What distinguishes this book is its deep historical consciousness. Quietly outraged, Seabrook sets out in detail how in the 18th century the East India Company deliberately destroyed the long-established weaving industry in Bengal in order to promote British textiles. At times, he makes specific comparisons, noting that the workers of Bengal were forced to produce opium, which was then used for sedatives and medicines that made things “less harsh for the disaffected and sometimes mutinous workers of industrial Britain”.

He also applies these contrasts, which illustrate relative privilege, to the present day, describing children at a factory in Dhaka who stitch clothes together for the lower end of the European and North American markets. “The children of the poor in Bangladesh are making clothes for the children of the poor in the west,” he writes. Elsewhere, he makes a cross-historical comparison between workers in the north of England in the 19th century and today’s Bangladeshi garment workers. Both groups are casualties of unjust capitalism.

Seabrook travels outside Dhaka, notably to Barisal, a city where poverty is so deep that families – many of which have lost what scant land they had to flooding – have no option but to send their daughters to work in the capital’s garment factories. These brief stories are woven into a fabric that displays the relentlessness of poverty in places hardly touched by modernity and the claustrophobic pressing-inwards of structural inequality.

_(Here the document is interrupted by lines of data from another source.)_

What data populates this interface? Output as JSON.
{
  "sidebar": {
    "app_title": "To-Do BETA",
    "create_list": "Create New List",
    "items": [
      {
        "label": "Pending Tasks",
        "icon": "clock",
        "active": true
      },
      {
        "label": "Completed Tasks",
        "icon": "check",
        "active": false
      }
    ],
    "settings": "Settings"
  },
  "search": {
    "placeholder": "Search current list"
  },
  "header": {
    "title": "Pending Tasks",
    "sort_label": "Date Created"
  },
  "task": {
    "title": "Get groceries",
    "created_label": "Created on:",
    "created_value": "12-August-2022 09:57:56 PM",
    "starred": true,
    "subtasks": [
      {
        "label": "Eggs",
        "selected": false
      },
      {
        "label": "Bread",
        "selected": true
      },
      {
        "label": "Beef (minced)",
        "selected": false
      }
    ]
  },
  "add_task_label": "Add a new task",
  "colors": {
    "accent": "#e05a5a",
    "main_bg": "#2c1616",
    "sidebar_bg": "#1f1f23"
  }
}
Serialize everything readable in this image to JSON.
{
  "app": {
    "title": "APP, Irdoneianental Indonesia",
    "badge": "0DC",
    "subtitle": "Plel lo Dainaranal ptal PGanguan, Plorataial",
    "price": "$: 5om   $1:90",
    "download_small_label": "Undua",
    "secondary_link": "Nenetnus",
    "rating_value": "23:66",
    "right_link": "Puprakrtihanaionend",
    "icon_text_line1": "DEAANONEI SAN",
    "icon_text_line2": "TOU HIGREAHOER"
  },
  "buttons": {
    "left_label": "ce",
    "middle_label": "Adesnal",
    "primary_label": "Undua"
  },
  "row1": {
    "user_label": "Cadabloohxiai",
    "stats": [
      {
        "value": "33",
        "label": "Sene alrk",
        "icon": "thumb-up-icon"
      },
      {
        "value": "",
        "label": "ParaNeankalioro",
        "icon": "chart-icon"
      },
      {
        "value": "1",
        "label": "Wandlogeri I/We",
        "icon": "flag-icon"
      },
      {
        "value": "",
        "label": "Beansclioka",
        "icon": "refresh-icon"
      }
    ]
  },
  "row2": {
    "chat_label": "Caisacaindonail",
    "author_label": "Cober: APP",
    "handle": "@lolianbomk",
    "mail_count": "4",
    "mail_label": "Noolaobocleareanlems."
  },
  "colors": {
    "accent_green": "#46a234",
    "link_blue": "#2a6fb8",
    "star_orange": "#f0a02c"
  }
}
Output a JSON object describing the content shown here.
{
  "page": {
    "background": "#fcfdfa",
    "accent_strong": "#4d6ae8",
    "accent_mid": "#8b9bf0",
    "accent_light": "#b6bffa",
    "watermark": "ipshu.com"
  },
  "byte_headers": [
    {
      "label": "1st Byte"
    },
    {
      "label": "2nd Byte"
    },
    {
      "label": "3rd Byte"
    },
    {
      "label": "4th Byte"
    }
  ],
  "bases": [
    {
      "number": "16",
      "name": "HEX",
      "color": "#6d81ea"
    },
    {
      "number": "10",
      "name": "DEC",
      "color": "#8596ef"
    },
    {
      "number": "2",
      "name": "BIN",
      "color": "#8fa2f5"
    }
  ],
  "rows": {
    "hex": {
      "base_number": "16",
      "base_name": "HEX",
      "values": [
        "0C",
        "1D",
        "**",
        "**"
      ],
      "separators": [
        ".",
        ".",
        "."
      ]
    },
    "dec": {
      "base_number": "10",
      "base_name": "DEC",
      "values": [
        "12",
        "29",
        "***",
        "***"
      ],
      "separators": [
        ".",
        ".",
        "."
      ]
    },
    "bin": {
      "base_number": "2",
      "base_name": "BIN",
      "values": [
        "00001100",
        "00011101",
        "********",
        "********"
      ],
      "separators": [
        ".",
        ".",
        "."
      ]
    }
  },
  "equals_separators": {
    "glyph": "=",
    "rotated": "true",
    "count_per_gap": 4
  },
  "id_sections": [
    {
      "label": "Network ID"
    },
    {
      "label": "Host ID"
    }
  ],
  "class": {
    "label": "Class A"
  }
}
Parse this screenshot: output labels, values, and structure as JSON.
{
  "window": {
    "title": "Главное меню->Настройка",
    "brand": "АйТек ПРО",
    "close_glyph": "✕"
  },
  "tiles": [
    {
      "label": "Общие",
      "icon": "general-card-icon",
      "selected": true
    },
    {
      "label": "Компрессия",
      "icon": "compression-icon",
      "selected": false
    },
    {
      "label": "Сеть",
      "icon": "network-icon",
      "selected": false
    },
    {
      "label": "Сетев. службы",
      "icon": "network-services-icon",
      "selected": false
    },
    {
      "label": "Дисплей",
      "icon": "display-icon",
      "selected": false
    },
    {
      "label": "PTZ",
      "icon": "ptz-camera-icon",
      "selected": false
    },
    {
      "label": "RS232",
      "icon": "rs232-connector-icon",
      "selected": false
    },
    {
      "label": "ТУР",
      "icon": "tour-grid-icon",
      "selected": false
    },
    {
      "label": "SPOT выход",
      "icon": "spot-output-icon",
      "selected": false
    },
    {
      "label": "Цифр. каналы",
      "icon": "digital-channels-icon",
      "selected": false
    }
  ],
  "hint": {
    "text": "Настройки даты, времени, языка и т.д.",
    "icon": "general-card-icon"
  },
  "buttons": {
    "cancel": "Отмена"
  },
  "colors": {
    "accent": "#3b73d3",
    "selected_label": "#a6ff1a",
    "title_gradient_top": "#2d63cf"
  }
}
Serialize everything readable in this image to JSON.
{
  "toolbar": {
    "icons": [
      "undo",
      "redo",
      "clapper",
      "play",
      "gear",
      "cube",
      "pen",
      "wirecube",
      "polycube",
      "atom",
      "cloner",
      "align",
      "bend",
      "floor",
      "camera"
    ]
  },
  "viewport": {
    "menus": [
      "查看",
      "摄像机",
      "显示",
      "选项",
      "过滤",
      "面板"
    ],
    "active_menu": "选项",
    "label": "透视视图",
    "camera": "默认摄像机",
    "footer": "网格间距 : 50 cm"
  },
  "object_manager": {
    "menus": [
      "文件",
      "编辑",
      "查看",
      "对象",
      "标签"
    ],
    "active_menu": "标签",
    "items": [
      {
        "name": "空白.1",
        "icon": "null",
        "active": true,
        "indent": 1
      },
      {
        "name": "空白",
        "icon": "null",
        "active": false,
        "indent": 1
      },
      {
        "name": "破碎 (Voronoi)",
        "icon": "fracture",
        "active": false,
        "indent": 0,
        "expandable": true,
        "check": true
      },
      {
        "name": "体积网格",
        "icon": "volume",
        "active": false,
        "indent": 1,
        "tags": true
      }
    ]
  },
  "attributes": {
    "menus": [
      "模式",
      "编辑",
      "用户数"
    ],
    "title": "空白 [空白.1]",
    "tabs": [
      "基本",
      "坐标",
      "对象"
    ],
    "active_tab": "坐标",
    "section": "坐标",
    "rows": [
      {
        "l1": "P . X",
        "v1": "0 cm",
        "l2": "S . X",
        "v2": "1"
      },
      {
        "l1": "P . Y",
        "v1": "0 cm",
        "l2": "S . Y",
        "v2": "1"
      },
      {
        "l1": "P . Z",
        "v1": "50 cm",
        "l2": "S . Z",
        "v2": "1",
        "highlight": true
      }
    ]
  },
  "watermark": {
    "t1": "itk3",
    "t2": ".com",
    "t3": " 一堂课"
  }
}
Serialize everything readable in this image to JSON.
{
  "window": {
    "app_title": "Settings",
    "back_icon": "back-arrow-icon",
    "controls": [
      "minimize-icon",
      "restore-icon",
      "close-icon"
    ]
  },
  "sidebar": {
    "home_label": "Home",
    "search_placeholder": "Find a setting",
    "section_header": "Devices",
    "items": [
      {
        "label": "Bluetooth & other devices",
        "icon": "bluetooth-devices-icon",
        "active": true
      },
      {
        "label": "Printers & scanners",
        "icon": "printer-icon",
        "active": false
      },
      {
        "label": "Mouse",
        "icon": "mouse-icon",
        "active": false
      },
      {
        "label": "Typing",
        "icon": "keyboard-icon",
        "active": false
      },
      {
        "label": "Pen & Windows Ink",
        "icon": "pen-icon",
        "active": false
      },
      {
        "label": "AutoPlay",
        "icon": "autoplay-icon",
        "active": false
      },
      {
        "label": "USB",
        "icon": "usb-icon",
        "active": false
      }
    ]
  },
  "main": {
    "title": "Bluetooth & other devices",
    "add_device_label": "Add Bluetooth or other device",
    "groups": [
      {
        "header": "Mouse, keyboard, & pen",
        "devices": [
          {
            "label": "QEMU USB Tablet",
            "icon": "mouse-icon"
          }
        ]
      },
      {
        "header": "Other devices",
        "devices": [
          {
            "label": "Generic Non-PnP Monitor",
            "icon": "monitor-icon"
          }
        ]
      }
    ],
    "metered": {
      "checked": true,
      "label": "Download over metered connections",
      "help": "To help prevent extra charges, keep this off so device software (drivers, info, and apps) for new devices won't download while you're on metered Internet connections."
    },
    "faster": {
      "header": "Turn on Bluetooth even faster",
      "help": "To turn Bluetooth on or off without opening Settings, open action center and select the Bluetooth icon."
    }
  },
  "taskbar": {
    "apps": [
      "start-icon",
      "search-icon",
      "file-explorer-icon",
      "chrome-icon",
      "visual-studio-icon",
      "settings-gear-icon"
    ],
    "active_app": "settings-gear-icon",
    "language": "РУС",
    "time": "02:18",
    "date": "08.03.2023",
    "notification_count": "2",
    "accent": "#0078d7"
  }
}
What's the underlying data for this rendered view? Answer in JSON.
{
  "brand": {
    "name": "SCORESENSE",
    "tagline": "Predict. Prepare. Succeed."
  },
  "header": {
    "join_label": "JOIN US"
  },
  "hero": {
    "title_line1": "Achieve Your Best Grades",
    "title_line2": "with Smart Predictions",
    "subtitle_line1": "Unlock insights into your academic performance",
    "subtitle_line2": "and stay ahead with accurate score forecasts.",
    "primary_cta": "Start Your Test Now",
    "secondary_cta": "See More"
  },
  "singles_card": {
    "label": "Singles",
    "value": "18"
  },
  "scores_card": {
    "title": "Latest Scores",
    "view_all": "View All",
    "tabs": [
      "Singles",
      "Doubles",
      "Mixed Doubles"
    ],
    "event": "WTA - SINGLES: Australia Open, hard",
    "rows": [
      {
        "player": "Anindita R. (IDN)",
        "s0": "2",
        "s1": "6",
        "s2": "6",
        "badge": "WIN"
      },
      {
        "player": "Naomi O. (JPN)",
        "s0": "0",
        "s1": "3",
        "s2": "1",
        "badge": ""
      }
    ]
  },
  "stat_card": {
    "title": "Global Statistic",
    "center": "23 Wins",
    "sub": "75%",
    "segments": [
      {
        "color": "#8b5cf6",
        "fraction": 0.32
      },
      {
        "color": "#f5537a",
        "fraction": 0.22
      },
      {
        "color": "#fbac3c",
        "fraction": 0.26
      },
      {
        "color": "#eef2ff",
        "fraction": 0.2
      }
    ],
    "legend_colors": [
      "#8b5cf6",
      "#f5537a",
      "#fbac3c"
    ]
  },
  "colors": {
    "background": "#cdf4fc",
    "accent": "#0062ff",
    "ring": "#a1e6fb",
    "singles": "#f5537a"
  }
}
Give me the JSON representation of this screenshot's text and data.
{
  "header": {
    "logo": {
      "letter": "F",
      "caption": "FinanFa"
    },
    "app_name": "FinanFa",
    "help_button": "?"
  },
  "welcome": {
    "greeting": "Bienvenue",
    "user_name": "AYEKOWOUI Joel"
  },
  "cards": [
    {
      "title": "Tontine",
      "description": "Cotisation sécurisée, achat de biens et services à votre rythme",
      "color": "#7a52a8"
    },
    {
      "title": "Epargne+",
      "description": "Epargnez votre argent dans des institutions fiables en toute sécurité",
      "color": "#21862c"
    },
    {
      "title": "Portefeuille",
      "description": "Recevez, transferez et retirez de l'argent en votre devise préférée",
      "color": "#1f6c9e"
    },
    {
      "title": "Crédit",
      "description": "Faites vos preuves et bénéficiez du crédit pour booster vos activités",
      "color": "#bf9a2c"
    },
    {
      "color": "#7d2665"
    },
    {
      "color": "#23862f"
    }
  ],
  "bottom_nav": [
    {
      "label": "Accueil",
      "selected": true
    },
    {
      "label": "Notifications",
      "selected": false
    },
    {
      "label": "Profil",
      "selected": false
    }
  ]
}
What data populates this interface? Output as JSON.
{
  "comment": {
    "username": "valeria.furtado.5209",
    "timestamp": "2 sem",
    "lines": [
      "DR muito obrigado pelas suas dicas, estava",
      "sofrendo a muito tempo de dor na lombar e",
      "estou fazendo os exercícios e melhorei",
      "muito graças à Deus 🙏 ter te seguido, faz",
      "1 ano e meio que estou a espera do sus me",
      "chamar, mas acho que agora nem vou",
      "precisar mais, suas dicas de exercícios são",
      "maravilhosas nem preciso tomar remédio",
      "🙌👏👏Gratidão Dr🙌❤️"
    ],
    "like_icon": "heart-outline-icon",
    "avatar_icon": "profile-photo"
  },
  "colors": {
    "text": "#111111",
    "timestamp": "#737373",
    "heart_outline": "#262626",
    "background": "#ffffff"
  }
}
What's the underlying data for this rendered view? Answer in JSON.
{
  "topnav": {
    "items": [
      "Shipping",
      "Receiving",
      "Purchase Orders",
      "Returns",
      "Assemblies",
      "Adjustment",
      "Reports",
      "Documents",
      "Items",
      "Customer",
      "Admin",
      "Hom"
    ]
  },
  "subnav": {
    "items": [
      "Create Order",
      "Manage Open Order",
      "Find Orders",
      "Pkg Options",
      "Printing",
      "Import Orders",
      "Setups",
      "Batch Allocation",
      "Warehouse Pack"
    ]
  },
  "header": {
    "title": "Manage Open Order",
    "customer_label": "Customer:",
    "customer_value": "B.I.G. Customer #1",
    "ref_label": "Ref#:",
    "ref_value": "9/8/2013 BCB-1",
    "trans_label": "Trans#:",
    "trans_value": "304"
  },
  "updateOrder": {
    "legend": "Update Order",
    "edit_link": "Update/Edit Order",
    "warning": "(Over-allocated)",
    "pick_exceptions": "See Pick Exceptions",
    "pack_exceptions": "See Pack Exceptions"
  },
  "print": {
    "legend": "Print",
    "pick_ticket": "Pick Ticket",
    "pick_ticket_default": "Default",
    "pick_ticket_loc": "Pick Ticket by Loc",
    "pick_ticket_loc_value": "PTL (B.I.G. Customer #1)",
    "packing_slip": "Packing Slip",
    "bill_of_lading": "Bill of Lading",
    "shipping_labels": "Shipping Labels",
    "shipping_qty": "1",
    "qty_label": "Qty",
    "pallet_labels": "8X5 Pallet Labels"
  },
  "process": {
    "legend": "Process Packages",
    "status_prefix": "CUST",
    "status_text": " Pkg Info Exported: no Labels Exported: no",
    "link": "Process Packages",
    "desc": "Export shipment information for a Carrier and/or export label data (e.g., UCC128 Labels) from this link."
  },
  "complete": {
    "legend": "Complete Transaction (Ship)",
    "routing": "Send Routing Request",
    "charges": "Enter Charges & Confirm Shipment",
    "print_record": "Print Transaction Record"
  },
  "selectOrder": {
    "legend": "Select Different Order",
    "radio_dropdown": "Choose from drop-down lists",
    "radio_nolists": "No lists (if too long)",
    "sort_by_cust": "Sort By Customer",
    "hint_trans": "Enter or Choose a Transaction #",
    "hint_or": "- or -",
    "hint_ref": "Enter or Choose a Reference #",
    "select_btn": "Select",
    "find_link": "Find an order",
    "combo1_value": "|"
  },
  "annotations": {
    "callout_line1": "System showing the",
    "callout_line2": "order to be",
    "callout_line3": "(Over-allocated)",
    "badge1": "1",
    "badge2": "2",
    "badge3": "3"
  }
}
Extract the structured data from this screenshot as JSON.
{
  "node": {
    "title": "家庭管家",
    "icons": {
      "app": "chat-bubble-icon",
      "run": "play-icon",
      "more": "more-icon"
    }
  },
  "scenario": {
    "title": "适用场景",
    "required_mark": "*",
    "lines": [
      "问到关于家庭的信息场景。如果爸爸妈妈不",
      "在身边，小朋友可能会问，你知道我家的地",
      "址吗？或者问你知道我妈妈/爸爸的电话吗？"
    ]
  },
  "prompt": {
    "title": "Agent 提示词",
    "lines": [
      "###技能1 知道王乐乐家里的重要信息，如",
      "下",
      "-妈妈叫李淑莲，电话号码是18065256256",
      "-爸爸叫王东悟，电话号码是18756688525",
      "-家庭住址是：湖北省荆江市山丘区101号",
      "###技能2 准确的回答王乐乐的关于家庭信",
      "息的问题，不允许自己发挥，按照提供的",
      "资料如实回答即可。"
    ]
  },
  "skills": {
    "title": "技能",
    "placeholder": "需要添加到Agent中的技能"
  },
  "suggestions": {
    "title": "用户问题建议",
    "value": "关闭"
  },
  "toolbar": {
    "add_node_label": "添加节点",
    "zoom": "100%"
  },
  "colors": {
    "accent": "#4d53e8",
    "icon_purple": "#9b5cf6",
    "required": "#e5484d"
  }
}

Seabrook is at his best outlining the living conditions of the poor. He tells their stories dispassionately but vividly, always according his subjects dignity. These are people with the odds stacked against them. Lima, a garment worker who has migrated from Barisal to Dhaka, dreams of earning enough money to purchase land in her village and become self-sufficient. Seabrook explains to readers that it would take her 13 years to earn enough to buy a tenth of the land required for self-sufficiency. “Still, she goes about her daily work meekly obedient; her trust is absolute, both in the future and the grace of a God who will not fail her.”

There is not much hope in The Song of the Shirt but, sadly, that is a realistic representation of the situation. At present, for all the moments of collective outrage, there remains a huge demand in the west for cheap clothing, which is met by the supply of cheap labour in southern Asia. And if cheaper labour appears elsewhere, this industry that has sprung up so quickly that its buildings are hardly fit for purpose will instantly relocate.

Fittingly for what begins as a study of mutability, Seabrook ends with a question: “Will the resourcefulness of humanity demand a new and more ample relationship with material resources, one that does not continuously deplete the reservoirs of human energy, nor exhaust the limited treasures of a wasting planet?” We do not yet have an answer.

Samira Shackle is a freelance journalist, who tweets @samirashackle. She was formerly a staff writer for the New Statesman.

This article first appeared in the 27 August 2015 issue of the New Statesman, Isis and the new barbarism